*Data records*.

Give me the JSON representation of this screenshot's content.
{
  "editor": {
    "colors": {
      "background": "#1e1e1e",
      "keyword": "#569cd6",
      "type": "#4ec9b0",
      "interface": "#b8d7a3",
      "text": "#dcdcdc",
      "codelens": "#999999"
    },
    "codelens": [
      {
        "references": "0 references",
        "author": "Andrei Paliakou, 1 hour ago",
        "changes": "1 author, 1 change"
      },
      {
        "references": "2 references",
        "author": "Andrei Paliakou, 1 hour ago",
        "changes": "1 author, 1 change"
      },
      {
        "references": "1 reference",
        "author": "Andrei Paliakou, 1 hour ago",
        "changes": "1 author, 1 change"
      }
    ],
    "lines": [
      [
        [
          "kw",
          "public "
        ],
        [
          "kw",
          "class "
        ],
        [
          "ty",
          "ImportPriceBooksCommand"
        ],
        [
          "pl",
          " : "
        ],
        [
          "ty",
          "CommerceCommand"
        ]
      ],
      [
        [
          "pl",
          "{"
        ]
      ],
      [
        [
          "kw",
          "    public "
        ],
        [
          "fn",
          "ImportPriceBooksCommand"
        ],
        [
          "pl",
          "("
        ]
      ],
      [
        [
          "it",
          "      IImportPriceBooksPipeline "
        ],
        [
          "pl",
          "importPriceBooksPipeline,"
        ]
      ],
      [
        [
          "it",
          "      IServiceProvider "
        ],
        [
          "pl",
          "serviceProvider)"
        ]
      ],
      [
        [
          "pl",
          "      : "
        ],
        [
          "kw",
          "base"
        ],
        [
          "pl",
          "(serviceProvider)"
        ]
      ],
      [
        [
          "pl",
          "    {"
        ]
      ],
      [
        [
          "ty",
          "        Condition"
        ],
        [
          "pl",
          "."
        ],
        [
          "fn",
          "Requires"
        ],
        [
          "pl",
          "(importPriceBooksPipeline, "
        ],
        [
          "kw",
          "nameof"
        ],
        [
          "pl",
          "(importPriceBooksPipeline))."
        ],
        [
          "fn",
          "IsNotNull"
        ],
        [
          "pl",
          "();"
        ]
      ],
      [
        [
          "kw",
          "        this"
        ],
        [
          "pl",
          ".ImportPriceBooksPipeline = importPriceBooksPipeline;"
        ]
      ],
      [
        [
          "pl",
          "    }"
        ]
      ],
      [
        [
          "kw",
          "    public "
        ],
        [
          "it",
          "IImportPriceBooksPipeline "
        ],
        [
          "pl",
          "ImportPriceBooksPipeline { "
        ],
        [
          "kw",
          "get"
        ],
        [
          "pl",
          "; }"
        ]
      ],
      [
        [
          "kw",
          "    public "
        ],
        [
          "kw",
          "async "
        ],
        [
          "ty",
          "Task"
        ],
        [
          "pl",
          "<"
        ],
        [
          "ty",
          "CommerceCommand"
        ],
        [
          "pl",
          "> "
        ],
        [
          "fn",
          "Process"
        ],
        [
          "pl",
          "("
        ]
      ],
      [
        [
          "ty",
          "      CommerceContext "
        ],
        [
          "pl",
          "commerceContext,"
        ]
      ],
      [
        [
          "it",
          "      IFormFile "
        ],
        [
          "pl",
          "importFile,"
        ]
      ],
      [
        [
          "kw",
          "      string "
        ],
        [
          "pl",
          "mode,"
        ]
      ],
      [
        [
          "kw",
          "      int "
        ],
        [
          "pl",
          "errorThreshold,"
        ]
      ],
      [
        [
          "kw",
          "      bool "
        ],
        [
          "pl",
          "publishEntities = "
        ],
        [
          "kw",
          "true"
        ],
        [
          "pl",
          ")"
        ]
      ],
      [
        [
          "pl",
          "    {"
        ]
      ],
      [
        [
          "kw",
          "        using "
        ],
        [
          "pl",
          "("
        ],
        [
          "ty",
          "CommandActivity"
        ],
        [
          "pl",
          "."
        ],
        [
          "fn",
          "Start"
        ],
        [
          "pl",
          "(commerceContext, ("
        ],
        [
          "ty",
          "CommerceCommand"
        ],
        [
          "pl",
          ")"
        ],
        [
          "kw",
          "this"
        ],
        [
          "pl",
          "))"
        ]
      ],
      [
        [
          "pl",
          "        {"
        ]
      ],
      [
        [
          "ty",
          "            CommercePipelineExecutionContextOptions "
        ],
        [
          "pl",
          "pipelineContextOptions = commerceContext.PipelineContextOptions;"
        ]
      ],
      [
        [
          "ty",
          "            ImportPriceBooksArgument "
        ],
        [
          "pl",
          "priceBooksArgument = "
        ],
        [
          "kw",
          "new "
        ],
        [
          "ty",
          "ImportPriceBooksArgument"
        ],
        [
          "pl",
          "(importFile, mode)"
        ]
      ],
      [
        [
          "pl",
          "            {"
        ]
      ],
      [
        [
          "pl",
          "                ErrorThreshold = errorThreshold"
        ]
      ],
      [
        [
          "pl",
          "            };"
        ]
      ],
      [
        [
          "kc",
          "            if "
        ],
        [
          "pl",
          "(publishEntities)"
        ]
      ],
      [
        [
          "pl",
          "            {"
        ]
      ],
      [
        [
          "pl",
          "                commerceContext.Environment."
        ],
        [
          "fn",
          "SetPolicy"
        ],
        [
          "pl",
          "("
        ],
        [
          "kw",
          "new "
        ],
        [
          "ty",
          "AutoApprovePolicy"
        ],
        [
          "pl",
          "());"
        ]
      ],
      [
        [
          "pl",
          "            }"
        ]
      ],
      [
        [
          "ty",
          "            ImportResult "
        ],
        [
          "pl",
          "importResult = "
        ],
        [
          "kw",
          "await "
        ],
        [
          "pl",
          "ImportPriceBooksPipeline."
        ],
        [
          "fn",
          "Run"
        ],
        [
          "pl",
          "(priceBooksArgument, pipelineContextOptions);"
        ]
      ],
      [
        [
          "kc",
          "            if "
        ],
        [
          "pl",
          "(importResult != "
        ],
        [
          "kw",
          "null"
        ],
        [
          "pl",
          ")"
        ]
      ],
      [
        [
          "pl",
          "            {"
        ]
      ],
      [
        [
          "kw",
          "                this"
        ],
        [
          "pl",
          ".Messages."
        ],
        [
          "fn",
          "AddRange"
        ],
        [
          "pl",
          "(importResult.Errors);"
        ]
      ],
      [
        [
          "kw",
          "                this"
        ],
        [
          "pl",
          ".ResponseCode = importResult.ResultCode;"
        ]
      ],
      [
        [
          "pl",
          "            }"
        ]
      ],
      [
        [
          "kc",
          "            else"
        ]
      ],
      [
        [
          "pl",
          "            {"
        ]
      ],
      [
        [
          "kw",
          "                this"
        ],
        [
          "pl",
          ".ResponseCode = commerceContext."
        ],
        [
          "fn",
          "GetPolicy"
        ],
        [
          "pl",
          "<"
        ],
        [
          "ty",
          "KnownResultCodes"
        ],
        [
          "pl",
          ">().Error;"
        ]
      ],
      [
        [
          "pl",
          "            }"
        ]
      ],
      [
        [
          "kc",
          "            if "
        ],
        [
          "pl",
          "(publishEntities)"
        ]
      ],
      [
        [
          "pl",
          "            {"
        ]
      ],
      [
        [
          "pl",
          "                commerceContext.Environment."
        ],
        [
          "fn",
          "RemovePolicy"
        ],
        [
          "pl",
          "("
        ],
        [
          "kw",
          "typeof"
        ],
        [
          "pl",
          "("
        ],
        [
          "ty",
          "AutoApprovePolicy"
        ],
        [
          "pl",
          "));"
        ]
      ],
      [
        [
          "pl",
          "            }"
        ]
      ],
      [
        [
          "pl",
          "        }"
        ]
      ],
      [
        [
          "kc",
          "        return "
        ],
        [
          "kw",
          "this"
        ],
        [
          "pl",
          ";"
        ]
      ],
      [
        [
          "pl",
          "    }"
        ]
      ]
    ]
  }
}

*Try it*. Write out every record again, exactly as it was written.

*The answer*.
Give me the JSON representation of this screenshot's content.
{
  "editor": {
    "colors": {
      "background": "#1e1e1e",
      "keyword": "#569cd6",
      "type": "#4ec9b0",
      "interface": "#b8d7a3",
      "text": "#dcdcdc",
      "codelens": "#999999"
    },
    "codelens": [
      {
        "references": "0 references",
        "author": "Andrei Paliakou, 1 hour ago",
        "changes": "1 author, 1 change"
      },
      {
        "references": "2 references",
        "author": "Andrei Paliakou, 1 hour ago",
        "changes": "1 author, 1 change"
      },
      {
        "references": "1 reference",
        "author": "Andrei Paliakou, 1 hour ago",
        "changes": "1 author, 1 change"
      }
    ],
    "lines": [
      [
        [
          "kw",
          "public "
        ],
        [
          "kw",
          "class "
        ],
        [
          "ty",
          "ImportPriceBooksCommand"
        ],
        [
          "pl",
          " : "
        ],
        [
          "ty",
          "CommerceCommand"
        ]
      ],
      [
        [
          "pl",
          "{"
        ]
      ],
      [
        [
          "kw",
          "    public "
        ],
        [
          "fn",
          "ImportPriceBooksCommand"
        ],
        [
          "pl",
          "("
        ]
      ],
      [
        [
          "it",
          "      IImportPriceBooksPipeline "
        ],
        [
          "pl",
          "importPriceBooksPipeline,"
        ]
      ],
      [
        [
          "it",
          "      IServiceProvider "
        ],
        [
          "pl",
          "serviceProvider)"
        ]
      ],
      [
        [
          "pl",
          "      : "
        ],
        [
          "kw",
          "base"
        ],
        [
          "pl",
          "(serviceProvider)"
        ]
      ],
      [
        [
          "pl",
          "    {"
        ]
      ],
      [
        [
          "ty",
          "        Condition"
        ],
        [
          "pl",
          "."
        ],
        [
          "fn",
          "Requires"
        ],
        [
          "pl",
          "(importPriceBooksPipeline, "
        ],
        [
          "kw",
          "nameof"
        ],
        [
          "pl",
          "(importPriceBooksPipeline))."
        ],
        [
          "fn",
          "IsNotNull"
        ],
        [
          "pl",
          "();"
        ]
      ],
      [
        [
          "kw",
          "        this"
        ],
        [
          "pl",
          ".ImportPriceBooksPipeline = importPriceBooksPipeline;"
        ]
      ],
      [
        [
          "pl",
          "    }"
        ]
      ],
      [
        [
          "kw",
          "    public "
        ],
        [
          "it",
          "IImportPriceBooksPipeline "
        ],
        [
          "pl",
          "ImportPriceBooksPipeline { "
        ],
        [
          "kw",
          "get"
        ],
        [
          "pl",
          "; }"
        ]
      ],
      [
        [
          "kw",
          "    public "
        ],
        [
          "kw",
          "async "
        ],
        [
          "ty",
          "Task"
        ],
        [
          "pl",
          "<"
        ],
        [
          "ty",
          "CommerceCommand"
        ],
        [
          "pl",
          "> "
        ],
        [
          "fn",
          "Process"
        ],
        [
          "pl",
          "("
        ]
      ],
      [
        [
          "ty",
          "      CommerceContext "
        ],
        [
          "pl",
          "commerceContext,"
        ]
      ],
      [
        [
          "it",
          "      IFormFile "
        ],
        [
          "pl",
          "importFile,"
        ]
      ],
      [
        [
          "kw",
          "      string "
        ],
        [
          "pl",
          "mode,"
        ]
      ],
      [
        [
          "kw",
          "      int "
        ],
        [
          "pl",
          "errorThreshold,"
        ]
      ],
      [
        [
          "kw",
          "      bool "
        ],
        [
          "pl",
          "publishEntities = "
        ],
        [
          "kw",
          "true"
        ],
        [
          "pl",
          ")"
        ]
      ],
      [
        [
          "pl",
          "    {"
        ]
      ],
      [
        [
          "kw",
          "        using "
        ],
        [
          "pl",
          "("
        ],
        [
          "ty",
          "CommandActivity"
        ],
        [
          "pl",
          "."
        ],
        [
          "fn",
          "Start"
        ],
        [
          "pl",
          "(commerceContext, ("
        ],
        [
          "ty",
          "CommerceCommand"
        ],
        [
          "pl",
          ")"
        ],
        [
          "kw",
          "this"
        ],
        [
          "pl",
          "))"
        ]
      ],
      [
        [
          "pl",
          "        {"
        ]
      ],
      [
        [
          "ty",
          "            CommercePipelineExecutionContextOptions "
        ],
        [
          "pl",
          "pipelineContextOptions = commerceContext.PipelineContextOptions;"
        ]
      ],
      [
        [
          "ty",
          "            ImportPriceBooksArgument "
        ],
        [
          "pl",
          "priceBooksArgument = "
        ],
        [
          "kw",
          "new "
        ],
        [
          "ty",
          "ImportPriceBooksArgument"
        ],
        [
          "pl",
          "(importFile, mode)"
        ]
      ],
      [
        [
          "pl",
          "            {"
        ]
      ],
      [
        [
          "pl",
          "                ErrorThreshold = errorThreshold"
        ]
      ],
      [
        [
          "pl",
          "            };"
        ]
      ],
      [
        [
          "kc",
          "            if "
        ],
        [
          "pl",
          "(publishEntities)"
        ]
      ],
      [
        [
          "pl",
          "            {"
        ]
      ],
      [
        [
          "pl",
          "                commerceContext.Environment."
        ],
        [
          "fn",
          "SetPolicy"
        ],
        [
          "pl",
          "("
        ],
        [
          "kw",
          "new "
        ],
        [
          "ty",
          "AutoApprovePolicy"
        ],
        [
          "pl",
          "());"
        ]
      ],
      [
        [
          "pl",
          "            }"
        ]
      ],
      [
        [
          "ty",
          "            ImportResult "
        ],
        [
          "pl",
          "importResult = "
        ],
        [
          "kw",
          "await "
        ],
        [
          "pl",
          "ImportPriceBooksPipeline."
        ],
        [
          "fn",
          "Run"
        ],
        [
          "pl",
          "(priceBooksArgument, pipelineContextOptions);"
        ]
      ],
      [
        [
          "kc",
          "            if "
        ],
        [
          "pl",
          "(importResult != "
        ],
        [
          "kw",
          "null"
        ],
        [
          "pl",
          ")"
        ]
      ],
      [
        [
          "pl",
          "            {"
        ]
      ],
      [
        [
          "kw",
          "                this"
        ],
        [
          "pl",
          ".Messages."
        ],
        [
          "fn",
          "AddRange"
        ],
        [
          "pl",
          "(importResult.Errors);"
        ]
      ],
      [
        [
          "kw",
          "                this"
        ],
        [
          "pl",
          ".ResponseCode = importResult.ResultCode;"
        ]
      ],
      [
        [
          "pl",
          "            }"
        ]
      ],
      [
        [
          "kc",
          "            else"
        ]
      ],
      [
        [
          "pl",
          "            {"
        ]
      ],
      [
        [
          "kw",
          "                this"
        ],
        [
          "pl",
          ".ResponseCode = commerceContext."
        ],
        [
          "fn",
          "GetPolicy"
        ],
        [
          "pl",
          "<"
        ],
        [
          "ty",
          "KnownResultCodes"
        ],
        [
          "pl",
          ">().Error;"
        ]
      ],
      [
        [
          "pl",
          "            }"
        ]
      ],
      [
        [
          "kc",
          "            if "
        ],
        [
          "pl",
          "(publishEntities)"
        ]
      ],
      [
        [
          "pl",
          "            {"
        ]
      ],
      [
        [
          "pl",
          "                commerceContext.Environment."
        ],
        [
          "fn",
          "RemovePolicy"
        ],
        [
          "pl",
          "("
        ],
        [
          "kw",
          "typeof"
        ],
        [
          "pl",
          "("
        ],
        [
          "ty",
          "AutoApprovePolicy"
        ],
        [
          "pl",
          "));"
        ]
      ],
      [
        [
          "pl",
          "            }"
        ]
      ],
      [
        [
          "pl",
          "        }"
        ]
      ],
      [
        [
          "kc",
          "        return "
        ],
        [
          "kw",
          "this"
        ],
        [
          "pl",
          ";"
        ]
      ],
      [
        [
          "pl",
          "    }"
        ]
      ]
    ]
  }
}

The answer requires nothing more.